WASHINGTON (CN) – A California landowner scored a major court victory Wednesday when a federal judge ruled that the government wrongly designated 56 acres of its land as critical habitat for the Riverside fairy shrimp.
Although the endangered shrimp only occupy a one-acre stock pond on the land, a 2012 Fish and Wildlife Service rule designated all of the land in between the vernal pools where the tiny freshwater crustaceans live as “occupied” by the shrimp.
This rule led the Fish and Wildlife Service to determine that the shrimp occupied the entire 56-acre property owned by plaintiffs Otay Mesa Property, L.P., Rancho Vista Del Mar, and Otay International, LLC in San Diego County, California.
U.S. District Judge Ketanji Brown Jackson, however, said the agency’s expansive interpretation of the term “occupied” violates the terms of the Endangered Species Act.
“There is nothing about the ESA’s use of ‘occupied,’ or the plain meaning of that term, or, quite frankly, common sense, that permits this result,” the 43-page ruling says, abbreviating the Endangered Species Act.
Otay first sued the Department of the Interior and Fish and Wildlife Service back in February 2013, along with several officials from the agencies.
Jackson determined that designating geographical areas where no shrimp have been found, but which are located next to areas where the shrimp live, also runs counter to D.C. Circuit precedent in Otay Mesa Property L.P. v. U.S. Department of Interior.
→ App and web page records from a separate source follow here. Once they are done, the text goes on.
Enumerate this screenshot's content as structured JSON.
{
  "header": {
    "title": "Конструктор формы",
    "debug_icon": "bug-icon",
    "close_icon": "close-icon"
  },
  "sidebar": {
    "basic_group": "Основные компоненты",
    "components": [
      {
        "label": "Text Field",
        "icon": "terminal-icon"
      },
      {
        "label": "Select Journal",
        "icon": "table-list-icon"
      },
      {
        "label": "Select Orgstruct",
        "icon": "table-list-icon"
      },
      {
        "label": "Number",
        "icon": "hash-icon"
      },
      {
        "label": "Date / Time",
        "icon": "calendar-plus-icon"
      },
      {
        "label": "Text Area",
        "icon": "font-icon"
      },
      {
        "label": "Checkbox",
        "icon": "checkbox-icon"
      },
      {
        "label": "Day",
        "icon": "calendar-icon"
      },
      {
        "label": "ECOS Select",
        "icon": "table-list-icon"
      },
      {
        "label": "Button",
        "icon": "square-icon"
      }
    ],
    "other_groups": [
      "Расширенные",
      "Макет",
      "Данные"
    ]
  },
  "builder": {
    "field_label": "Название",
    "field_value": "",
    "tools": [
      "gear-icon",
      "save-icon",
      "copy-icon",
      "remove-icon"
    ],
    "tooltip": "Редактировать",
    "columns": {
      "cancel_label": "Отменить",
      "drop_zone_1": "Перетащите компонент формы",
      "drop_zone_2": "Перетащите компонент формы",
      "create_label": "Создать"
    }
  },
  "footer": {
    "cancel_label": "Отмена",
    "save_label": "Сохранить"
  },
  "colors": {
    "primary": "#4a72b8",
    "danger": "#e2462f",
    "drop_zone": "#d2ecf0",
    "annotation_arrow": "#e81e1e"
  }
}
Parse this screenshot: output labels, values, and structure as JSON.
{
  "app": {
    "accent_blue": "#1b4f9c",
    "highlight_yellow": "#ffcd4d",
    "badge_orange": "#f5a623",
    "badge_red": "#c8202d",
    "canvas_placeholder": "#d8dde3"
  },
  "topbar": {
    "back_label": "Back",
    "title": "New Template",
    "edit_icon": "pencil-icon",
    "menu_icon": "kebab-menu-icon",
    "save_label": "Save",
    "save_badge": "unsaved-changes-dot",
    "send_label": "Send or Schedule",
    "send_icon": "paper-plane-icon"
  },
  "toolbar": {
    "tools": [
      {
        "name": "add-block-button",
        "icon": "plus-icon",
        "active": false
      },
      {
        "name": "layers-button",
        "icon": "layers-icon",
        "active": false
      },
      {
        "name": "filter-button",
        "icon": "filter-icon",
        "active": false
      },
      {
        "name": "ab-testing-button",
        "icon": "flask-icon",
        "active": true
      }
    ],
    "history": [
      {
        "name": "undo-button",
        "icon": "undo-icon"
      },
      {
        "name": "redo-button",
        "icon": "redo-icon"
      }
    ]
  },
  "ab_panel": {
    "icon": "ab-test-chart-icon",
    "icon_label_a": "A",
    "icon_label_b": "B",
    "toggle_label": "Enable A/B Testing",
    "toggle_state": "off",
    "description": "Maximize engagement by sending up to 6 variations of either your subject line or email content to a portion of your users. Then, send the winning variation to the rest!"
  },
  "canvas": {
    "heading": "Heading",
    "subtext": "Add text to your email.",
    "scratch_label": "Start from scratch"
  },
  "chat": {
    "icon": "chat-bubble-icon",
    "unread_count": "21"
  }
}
In that case, the appeals court found that Fish and Wildlife Service improperly designated 143 acres of land as critical habitat, when four years after listing a different species of fairy shrimp as endangered, only one sighting of four shrimp in a tire rut on the property had occurred.
Jackson’s ruling says the Department of the Interior offered little explanation about how Fish and Wildlife Service determined that the fairy shrimp occupied all 56 acres, when the shrimp had only been found in the stock pond.
According to the ruling, the agency simply circled entire geographic areas on a map surrounding “primary constituent elements” – or the physical and biological features deemed essential for a species’ survival and recovery – that the agency identified for the shrimp.
“If this is, in fact, how the FWS determined that the Riverside fairy shrimp species occupies all 56 acres of land surrounding the stock pond, the agency has improperly ignored the process the ESA designates for making an occupied critical habitat determination,” the ruling said, abbreviating Fish and Wildlife Service.
Jackson said the methodology also violates the Administrative Procedure Act because the agency failed to conduct further analysis about whether preserving the additional land adjacent to the stock pond would be essential to the shrimp’s survival.
Otay attorney Nancie Marzulla said her client is pleased with the ruling, but noted in a phone interview that the ruling has broader implications.
“Frankly this is a big victory not only for our client but for San Diego county,” Marzulla said, adding that voters in San Diego County had previously approved construction of a recycling center and landfill on Otay’s land.
“The only thing that prevented its construction was this designation,” Marzulla said.
According to Marzulla, her client offered to settle with the Justice Department, but that offer was rejected.
“This landowner was more than willing to cooperate with Fish and Wildlife Service. He was rebuffed. He was sort of forced into litigating this,” Marzulla said.
The Department of Justice did not respond to an email seeking comment on the ruling, and whether it plans to appeal.
Marzulla noted that Jackson remanded the matter to Fish and Wildlife Service for further rulemaking, and said that while the government technically could appeal the opinion, she hopes it won’t.
“I think it would be in everyone’s best interest if we move forward and try to put this behind us and then try to work together to benefit everyone,” Marzulla said. “That I think would be the best take away from this.”